- [What the task requires]:
Your answer must be the full set of entries, reproduced exactly.

Collected data
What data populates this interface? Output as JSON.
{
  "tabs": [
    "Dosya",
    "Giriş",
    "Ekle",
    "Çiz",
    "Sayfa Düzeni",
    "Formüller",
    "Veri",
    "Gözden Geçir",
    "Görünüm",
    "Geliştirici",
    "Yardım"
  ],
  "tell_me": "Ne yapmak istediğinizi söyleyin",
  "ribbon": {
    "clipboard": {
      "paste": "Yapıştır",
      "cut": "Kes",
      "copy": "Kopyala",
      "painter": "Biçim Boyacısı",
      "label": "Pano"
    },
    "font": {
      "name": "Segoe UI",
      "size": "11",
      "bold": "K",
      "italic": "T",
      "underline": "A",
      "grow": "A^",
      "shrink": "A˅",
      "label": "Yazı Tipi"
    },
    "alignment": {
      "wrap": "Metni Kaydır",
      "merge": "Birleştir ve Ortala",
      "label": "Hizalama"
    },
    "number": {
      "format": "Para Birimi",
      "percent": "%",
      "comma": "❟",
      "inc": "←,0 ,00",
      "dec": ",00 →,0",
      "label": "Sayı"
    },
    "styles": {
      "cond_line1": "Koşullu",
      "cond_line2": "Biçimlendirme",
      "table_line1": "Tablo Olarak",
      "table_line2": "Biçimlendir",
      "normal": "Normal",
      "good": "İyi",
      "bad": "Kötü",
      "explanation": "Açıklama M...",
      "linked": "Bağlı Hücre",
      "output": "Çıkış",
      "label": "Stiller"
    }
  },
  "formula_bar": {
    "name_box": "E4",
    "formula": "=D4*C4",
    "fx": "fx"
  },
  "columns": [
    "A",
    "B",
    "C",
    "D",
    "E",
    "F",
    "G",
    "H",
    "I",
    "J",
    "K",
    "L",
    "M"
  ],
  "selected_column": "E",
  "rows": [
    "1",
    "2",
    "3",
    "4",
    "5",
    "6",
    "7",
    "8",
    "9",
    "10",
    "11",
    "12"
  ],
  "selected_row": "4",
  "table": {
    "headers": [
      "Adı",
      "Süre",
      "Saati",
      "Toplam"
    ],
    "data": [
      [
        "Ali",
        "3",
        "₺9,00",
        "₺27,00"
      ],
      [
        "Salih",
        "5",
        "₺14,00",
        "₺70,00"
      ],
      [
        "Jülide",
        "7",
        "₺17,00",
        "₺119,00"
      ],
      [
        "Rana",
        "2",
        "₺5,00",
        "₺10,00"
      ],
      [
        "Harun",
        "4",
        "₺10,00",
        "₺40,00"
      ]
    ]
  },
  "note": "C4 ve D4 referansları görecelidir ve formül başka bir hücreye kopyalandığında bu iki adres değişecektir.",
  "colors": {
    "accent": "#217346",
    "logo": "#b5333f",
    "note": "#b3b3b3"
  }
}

- [Answer below]:
What data populates this interface? Output as JSON.
{
  "tabs": [
    "Dosya",
    "Giriş",
    "Ekle",
    "Çiz",
    "Sayfa Düzeni",
    "Formüller",
    "Veri",
    "Gözden Geçir",
    "Görünüm",
    "Geliştirici",
    "Yardım"
  ],
  "tell_me": "Ne yapmak istediğinizi söyleyin",
  "ribbon": {
    "clipboard": {
      "paste": "Yapıştır",
      "cut": "Kes",
      "copy": "Kopyala",
      "painter": "Biçim Boyacısı",
      "label": "Pano"
    },
    "font": {
      "name": "Segoe UI",
      "size": "11",
      "bold": "K",
      "italic": "T",
      "underline": "A",
      "grow": "A^",
      "shrink": "A˅",
      "label": "Yazı Tipi"
    },
    "alignment": {
      "wrap": "Metni Kaydır",
      "merge": "Birleştir ve Ortala",
      "label": "Hizalama"
    },
    "number": {
      "format": "Para Birimi",
      "percent": "%",
      "comma": "❟",
      "inc": "←,0 ,00",
      "dec": ",00 →,0",
      "label": "Sayı"
    },
    "styles": {
      "cond_line1": "Koşullu",
      "cond_line2": "Biçimlendirme",
      "table_line1": "Tablo Olarak",
      "table_line2": "Biçimlendir",
      "normal": "Normal",
      "good": "İyi",
      "bad": "Kötü",
      "explanation": "Açıklama M...",
      "linked": "Bağlı Hücre",
      "output": "Çıkış",
      "label": "Stiller"
    }
  },
  "formula_bar": {
    "name_box": "E4",
    "formula": "=D4*C4",
    "fx": "fx"
  },
  "columns": [
    "A",
    "B",
    "C",
    "D",
    "E",
    "F",
    "G",
    "H",
    "I",
    "J",
    "K",
    "L",
    "M"
  ],
  "selected_column": "E",
  "rows": [
    "1",
    "2",
    "3",
    "4",
    "5",
    "6",
    "7",
    "8",
    "9",
    "10",
    "11",
    "12"
  ],
  "selected_row": "4",
  "table": {
    "headers": [
      "Adı",
      "Süre",
      "Saati",
      "Toplam"
    ],
    "data": [
      [
        "Ali",
        "3",
        "₺9,00",
        "₺27,00"
      ],
      [
        "Salih",
        "5",
        "₺14,00",
        "₺70,00"
      ],
      [
        "Jülide",
        "7",
        "₺17,00",
        "₺119,00"
      ],
      [
        "Rana",
        "2",
        "₺5,00",
        "₺10,00"
      ],
      [
        "Harun",
        "4",
        "₺10,00",
        "₺40,00"
      ]
    ]
  },
  "note": "C4 ve D4 referansları görecelidir ve formül başka bir hücreye kopyalandığında bu iki adres değişecektir.",
  "colors": {
    "accent": "#217346",
    "logo": "#b5333f",
    "note": "#b3b3b3"
  }
}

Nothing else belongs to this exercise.